_Problem details_.
Please return every line below that contains the string "болгарии".

--*--

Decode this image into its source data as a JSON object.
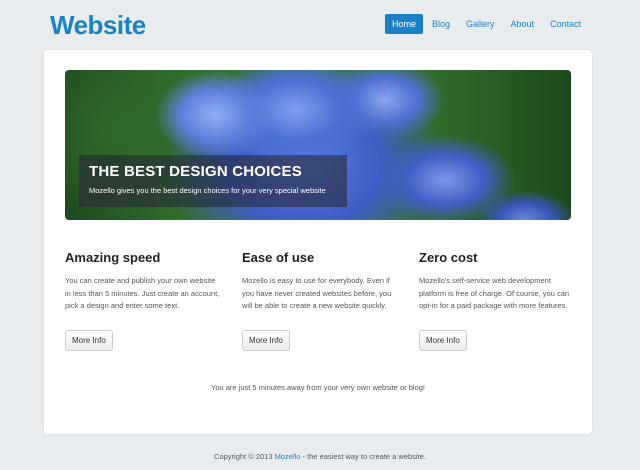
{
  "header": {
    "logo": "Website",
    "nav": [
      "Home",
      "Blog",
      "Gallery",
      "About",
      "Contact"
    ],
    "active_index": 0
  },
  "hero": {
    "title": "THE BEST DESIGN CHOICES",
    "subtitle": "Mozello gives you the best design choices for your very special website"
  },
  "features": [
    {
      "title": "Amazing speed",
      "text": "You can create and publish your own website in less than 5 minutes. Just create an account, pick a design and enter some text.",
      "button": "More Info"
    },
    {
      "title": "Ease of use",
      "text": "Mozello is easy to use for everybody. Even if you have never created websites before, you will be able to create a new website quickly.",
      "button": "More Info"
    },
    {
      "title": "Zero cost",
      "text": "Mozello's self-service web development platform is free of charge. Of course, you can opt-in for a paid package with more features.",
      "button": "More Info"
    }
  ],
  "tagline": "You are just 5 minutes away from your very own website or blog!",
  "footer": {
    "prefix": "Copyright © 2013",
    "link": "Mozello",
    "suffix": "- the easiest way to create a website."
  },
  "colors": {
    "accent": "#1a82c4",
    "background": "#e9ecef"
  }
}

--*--

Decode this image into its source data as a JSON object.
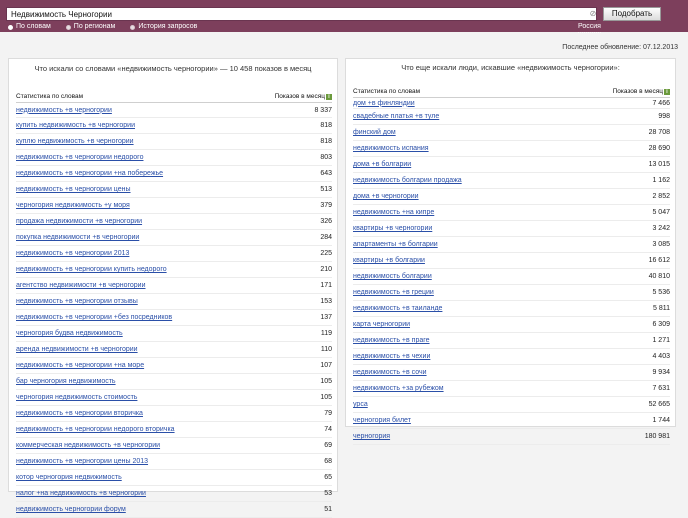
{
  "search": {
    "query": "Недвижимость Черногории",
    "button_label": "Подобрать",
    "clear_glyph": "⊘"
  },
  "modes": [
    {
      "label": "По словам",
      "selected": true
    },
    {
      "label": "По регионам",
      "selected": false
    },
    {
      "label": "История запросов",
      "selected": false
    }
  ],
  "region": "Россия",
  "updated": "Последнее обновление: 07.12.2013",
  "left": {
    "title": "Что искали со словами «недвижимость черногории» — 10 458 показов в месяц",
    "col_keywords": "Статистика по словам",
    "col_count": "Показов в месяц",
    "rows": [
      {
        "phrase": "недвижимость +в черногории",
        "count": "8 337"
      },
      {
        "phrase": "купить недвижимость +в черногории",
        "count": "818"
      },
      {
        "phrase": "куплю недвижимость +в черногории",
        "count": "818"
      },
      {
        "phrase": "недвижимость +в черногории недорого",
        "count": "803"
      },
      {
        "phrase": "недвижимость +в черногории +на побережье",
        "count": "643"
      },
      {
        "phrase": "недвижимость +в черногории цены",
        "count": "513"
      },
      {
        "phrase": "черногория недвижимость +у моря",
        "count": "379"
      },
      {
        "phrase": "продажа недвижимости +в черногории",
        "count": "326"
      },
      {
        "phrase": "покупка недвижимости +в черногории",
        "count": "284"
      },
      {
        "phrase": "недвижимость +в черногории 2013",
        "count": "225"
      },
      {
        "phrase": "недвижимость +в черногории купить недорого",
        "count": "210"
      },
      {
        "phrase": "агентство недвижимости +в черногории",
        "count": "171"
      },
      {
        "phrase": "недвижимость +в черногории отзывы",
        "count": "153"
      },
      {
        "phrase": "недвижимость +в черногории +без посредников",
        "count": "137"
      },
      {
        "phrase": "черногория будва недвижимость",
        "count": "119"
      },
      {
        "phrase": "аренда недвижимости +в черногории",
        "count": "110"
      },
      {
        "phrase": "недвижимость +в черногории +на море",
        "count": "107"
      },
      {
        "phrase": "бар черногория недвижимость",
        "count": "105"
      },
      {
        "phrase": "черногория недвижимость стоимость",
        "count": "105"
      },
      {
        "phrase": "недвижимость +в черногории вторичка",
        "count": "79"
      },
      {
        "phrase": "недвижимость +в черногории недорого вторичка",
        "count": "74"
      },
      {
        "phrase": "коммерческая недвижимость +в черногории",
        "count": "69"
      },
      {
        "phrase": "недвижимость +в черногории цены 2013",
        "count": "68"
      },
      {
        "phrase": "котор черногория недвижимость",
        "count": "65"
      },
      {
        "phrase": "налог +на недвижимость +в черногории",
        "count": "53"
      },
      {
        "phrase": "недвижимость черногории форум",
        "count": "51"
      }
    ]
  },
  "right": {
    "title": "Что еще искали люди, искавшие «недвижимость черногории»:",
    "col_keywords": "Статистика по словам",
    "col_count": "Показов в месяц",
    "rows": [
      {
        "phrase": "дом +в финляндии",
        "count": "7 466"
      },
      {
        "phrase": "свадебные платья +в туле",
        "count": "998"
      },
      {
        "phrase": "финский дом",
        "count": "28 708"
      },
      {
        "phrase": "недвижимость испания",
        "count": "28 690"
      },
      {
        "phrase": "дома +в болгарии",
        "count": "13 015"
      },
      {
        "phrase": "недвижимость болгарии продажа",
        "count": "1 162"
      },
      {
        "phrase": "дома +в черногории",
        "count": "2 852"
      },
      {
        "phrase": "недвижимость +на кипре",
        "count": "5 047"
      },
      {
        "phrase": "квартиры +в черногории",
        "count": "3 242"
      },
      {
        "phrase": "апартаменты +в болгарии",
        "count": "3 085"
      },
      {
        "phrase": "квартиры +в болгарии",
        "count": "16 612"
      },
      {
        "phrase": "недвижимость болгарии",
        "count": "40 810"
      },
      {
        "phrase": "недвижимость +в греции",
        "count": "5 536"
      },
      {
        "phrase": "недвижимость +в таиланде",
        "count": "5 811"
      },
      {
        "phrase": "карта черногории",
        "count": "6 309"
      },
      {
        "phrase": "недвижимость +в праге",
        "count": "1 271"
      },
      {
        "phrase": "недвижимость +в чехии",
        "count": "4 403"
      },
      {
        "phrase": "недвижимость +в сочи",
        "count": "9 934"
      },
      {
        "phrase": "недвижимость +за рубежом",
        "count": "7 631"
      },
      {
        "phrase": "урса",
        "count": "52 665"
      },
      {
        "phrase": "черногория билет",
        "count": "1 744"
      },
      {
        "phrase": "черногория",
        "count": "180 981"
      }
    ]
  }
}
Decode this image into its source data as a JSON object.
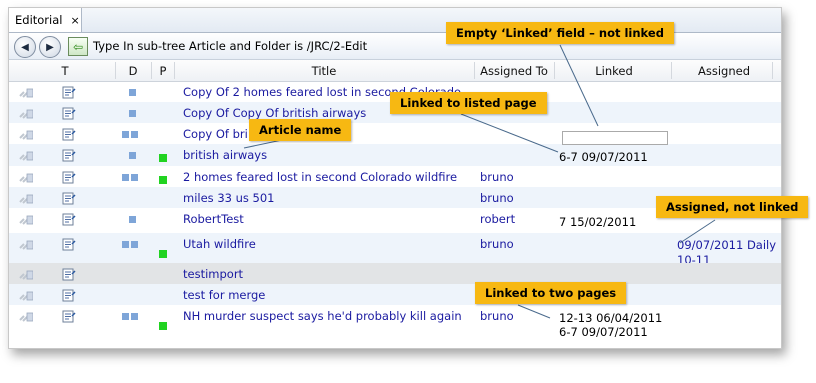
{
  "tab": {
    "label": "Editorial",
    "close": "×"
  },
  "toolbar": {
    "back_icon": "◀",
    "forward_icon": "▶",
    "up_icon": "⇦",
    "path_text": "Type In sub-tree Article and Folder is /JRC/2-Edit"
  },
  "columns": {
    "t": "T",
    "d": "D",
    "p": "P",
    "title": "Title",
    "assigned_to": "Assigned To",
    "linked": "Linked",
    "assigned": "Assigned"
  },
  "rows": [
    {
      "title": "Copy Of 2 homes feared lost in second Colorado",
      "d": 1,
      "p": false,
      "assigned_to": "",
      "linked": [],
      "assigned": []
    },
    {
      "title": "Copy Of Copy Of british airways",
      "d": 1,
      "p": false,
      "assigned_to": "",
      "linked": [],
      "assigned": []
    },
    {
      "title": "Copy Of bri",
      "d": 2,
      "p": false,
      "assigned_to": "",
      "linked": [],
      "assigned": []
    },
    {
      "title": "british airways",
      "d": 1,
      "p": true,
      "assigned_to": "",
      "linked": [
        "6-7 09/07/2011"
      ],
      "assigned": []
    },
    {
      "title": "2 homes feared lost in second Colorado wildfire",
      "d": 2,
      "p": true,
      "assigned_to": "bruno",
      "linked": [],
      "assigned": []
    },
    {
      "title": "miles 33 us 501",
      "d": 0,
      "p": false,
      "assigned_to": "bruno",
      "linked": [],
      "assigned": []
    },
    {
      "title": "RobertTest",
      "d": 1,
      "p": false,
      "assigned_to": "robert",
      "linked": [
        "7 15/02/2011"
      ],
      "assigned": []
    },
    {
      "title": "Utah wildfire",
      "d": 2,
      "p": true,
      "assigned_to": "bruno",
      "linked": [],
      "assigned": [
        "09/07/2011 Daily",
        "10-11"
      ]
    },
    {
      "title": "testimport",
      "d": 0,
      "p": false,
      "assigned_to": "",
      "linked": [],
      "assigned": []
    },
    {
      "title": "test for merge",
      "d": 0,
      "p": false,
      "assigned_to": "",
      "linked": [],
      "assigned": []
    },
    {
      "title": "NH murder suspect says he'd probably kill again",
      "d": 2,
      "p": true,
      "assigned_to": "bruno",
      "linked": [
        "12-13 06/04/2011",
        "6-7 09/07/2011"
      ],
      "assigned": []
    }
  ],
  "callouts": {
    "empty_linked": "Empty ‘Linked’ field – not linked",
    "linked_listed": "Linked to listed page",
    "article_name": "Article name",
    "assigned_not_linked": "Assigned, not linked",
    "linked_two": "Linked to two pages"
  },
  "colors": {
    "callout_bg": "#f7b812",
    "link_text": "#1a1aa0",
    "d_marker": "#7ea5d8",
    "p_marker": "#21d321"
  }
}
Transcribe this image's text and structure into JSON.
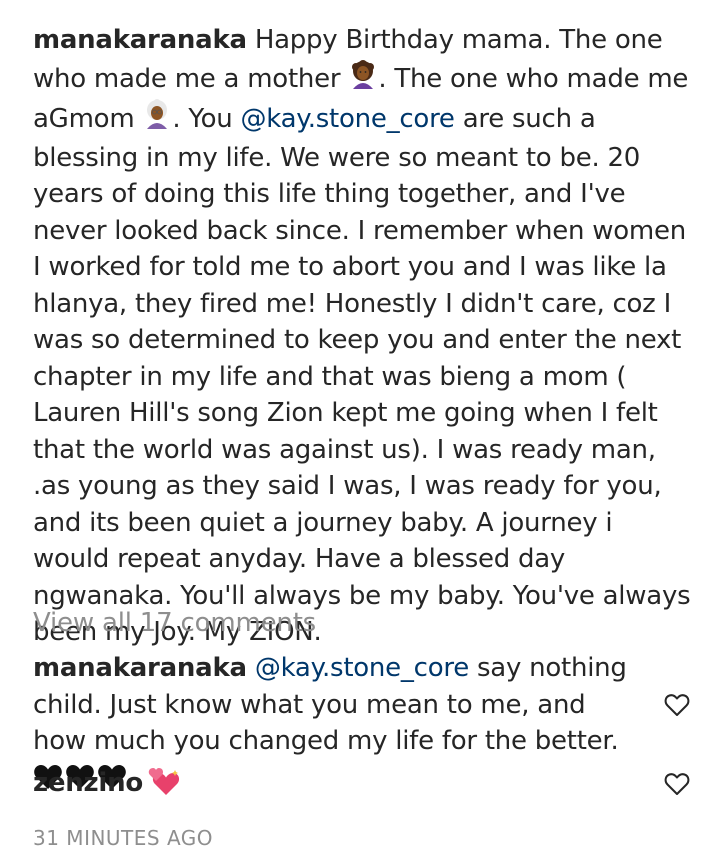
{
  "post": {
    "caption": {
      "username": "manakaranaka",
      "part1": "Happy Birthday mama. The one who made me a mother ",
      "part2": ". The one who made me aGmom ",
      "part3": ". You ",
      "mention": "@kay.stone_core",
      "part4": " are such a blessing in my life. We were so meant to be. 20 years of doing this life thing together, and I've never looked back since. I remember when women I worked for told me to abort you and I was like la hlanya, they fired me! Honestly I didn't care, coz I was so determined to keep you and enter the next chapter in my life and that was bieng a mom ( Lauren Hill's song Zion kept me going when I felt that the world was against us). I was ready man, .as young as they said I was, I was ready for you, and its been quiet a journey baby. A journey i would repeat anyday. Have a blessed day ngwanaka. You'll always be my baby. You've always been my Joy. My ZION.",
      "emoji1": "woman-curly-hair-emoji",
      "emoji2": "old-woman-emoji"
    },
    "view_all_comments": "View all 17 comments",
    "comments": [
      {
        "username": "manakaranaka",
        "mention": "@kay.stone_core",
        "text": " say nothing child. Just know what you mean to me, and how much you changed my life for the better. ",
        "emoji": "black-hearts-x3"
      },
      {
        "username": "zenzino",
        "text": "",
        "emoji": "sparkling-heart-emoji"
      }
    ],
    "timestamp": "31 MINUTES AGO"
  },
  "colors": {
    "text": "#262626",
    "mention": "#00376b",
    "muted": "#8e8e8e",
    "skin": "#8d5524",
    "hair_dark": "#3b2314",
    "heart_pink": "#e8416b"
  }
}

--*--

_Response below_.
        "phrase": "дома +в болгарии",
        "phrase": "недвижимость болгарии продажа",
        "phrase": "апартаменты +в болгарии",
        "phrase": "квартиры +в болгарии",
        "phrase": "недвижимость болгарии",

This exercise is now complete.